*Supplied data*.
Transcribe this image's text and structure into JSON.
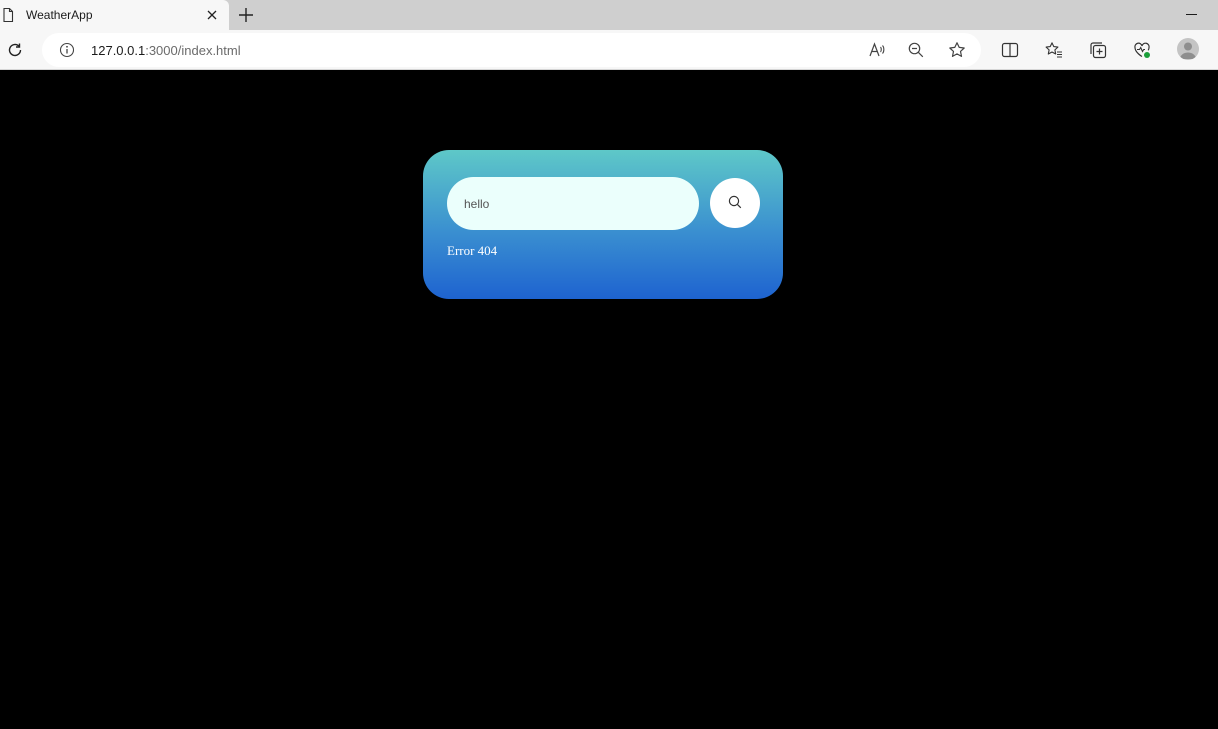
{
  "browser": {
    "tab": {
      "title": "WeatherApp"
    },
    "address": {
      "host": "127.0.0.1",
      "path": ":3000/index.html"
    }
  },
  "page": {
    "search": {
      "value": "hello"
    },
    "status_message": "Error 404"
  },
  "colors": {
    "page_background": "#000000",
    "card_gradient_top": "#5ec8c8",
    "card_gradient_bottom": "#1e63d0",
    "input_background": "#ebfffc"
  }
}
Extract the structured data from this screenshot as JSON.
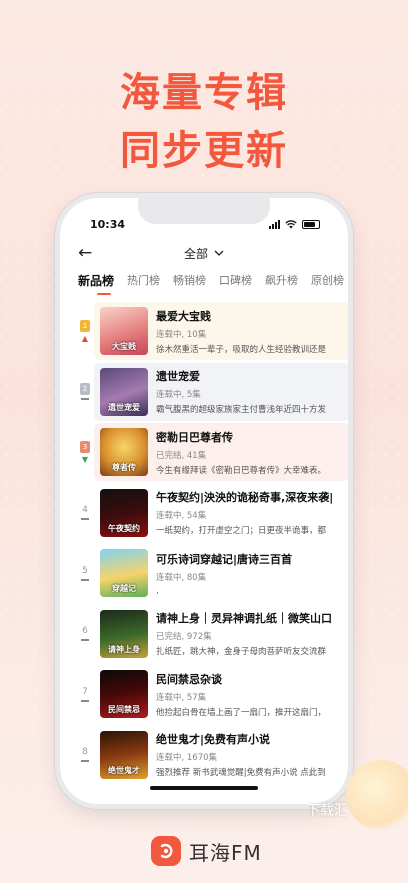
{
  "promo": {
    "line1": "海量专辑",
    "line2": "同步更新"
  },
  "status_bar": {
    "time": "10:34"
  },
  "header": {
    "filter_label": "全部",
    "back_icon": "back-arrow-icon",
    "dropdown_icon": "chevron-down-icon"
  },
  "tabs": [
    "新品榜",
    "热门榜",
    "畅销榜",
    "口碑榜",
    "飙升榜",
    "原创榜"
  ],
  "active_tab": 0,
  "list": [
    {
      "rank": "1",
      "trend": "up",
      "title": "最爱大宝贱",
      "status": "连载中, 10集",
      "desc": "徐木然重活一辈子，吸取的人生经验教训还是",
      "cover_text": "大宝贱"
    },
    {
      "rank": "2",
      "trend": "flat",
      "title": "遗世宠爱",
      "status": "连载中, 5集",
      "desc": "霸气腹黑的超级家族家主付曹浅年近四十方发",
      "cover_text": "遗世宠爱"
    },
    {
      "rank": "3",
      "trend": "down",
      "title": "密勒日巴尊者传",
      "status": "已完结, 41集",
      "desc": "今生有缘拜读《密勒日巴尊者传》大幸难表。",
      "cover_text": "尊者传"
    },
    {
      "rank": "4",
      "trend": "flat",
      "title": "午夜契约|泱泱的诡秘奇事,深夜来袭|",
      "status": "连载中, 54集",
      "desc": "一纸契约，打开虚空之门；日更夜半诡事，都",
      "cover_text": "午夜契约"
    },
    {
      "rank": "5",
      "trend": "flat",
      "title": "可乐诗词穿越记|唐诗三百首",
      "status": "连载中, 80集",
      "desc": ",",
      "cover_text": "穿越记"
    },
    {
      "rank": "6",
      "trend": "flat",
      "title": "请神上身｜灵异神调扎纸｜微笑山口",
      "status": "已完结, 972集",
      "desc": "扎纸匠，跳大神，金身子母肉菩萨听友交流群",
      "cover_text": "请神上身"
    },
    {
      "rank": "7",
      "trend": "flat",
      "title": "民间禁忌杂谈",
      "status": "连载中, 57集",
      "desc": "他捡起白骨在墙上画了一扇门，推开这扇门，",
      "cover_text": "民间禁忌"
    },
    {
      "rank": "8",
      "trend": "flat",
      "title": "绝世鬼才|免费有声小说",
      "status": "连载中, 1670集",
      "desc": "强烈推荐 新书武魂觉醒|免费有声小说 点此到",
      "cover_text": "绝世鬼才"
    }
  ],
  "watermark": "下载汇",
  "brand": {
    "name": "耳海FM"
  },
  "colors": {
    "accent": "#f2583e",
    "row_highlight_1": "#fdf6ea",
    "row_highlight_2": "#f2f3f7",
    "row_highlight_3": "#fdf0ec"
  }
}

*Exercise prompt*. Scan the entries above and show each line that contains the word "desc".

*Task result*.
      "desc": "徐木然重活一辈子，吸取的人生经验教训还是",
      "desc": "霸气腹黑的超级家族家主付曹浅年近四十方发",
      "desc": "今生有缘拜读《密勒日巴尊者传》大幸难表。",
      "desc": "一纸契约，打开虚空之门；日更夜半诡事，都",
      "desc": ",",
      "desc": "扎纸匠，跳大神，金身子母肉菩萨听友交流群",
      "desc": "他捡起白骨在墙上画了一扇门，推开这扇门，",
      "desc": "强烈推荐 新书武魂觉醒|免费有声小说 点此到",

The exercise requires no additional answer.